This is why the DoD report is significant, as it highlights that, rather than moving towards a security paradigm that underscores the importance of de-nuclearization (and of deterrence) it does quite the opposite. Instead, it calls for the development of more sophisticated and smaller nuclear weapons, which in turn makes them more likely to be used.

Today, there are many regions in the world that are susceptible to nuclear warfare. While the Korean peninsula is the obvious case, there are more complex scenarios: Israel against Iran, Iran against the former, as well as against Saudi Arabia (though Iran has been somehow contained after the landmark de-nuclearization agreement of 2015), as well as India against Pakistan. And, of course, the quintessential scenario of a United States-Russia war, or more recently, a United States-China war.

It is easy to analyze nuclear affairs in a very simplistic way, for instance: Kim Jong-un is insane and as such needs to be dealt with. Doing so, however, is dangerous. It erases the complex realities that go behind the pursuit of a deterrent element, one that ultimately aims to prevent war in the first place. An alternative approach would be to recognize that the continued nuclearization of states is a wrong policy and that existing mechanisms to safeguard the process of de-nuclearization are failing. Multilateral institutions like the United Nations – with all its limitations – are best positioned to mitigate the current status quo.
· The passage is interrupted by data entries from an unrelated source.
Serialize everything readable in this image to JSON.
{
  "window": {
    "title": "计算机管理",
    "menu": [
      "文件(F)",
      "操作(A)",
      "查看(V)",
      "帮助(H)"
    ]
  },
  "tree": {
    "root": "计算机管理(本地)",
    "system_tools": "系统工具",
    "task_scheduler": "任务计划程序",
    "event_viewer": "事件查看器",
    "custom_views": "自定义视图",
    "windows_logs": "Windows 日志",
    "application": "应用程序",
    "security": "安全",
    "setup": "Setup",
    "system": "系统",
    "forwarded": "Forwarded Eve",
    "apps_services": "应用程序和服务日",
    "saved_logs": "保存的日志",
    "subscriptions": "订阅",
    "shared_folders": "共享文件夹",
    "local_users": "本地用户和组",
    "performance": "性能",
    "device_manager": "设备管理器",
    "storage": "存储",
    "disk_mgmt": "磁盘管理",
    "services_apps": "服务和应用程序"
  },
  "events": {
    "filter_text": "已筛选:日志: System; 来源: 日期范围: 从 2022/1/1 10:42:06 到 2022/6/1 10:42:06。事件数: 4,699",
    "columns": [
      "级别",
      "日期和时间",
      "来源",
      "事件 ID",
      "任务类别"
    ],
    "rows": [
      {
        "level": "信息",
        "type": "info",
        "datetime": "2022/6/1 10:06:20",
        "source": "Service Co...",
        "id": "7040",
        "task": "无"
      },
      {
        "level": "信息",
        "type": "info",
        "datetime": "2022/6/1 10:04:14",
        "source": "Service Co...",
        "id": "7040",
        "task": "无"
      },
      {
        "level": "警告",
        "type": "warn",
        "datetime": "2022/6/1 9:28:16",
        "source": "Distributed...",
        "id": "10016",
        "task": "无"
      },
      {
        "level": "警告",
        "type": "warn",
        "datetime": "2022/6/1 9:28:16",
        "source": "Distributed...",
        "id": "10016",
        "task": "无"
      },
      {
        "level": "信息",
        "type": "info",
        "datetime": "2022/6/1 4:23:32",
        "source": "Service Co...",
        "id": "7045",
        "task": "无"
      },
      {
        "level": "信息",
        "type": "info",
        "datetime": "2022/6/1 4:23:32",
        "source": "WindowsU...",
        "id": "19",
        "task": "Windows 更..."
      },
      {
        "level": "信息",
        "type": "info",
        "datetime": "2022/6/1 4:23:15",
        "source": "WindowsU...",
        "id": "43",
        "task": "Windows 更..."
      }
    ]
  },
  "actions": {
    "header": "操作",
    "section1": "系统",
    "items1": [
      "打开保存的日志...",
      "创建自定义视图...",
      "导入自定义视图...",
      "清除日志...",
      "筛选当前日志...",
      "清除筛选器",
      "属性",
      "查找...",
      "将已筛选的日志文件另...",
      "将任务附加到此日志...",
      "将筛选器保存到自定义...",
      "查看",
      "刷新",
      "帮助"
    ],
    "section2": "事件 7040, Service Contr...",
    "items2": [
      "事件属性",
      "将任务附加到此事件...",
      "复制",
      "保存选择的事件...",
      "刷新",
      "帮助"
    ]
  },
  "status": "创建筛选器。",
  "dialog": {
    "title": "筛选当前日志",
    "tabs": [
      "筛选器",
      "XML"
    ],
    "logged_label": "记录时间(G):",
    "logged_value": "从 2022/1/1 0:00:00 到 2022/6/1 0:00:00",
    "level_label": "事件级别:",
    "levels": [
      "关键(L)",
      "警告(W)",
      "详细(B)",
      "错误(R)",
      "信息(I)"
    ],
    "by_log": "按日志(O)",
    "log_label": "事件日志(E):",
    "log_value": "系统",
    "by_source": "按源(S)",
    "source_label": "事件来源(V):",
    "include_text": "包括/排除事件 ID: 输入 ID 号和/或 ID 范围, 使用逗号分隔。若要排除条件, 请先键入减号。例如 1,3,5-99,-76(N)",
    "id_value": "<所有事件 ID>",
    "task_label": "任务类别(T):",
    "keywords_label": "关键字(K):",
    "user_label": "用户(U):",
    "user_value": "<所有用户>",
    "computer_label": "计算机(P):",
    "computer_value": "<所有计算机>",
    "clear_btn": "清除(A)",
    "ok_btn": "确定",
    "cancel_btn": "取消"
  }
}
While these days all we can do is hope, we can also understand that nuclear affairs are much more complex than calling someone “rocket man,” as the current American President does.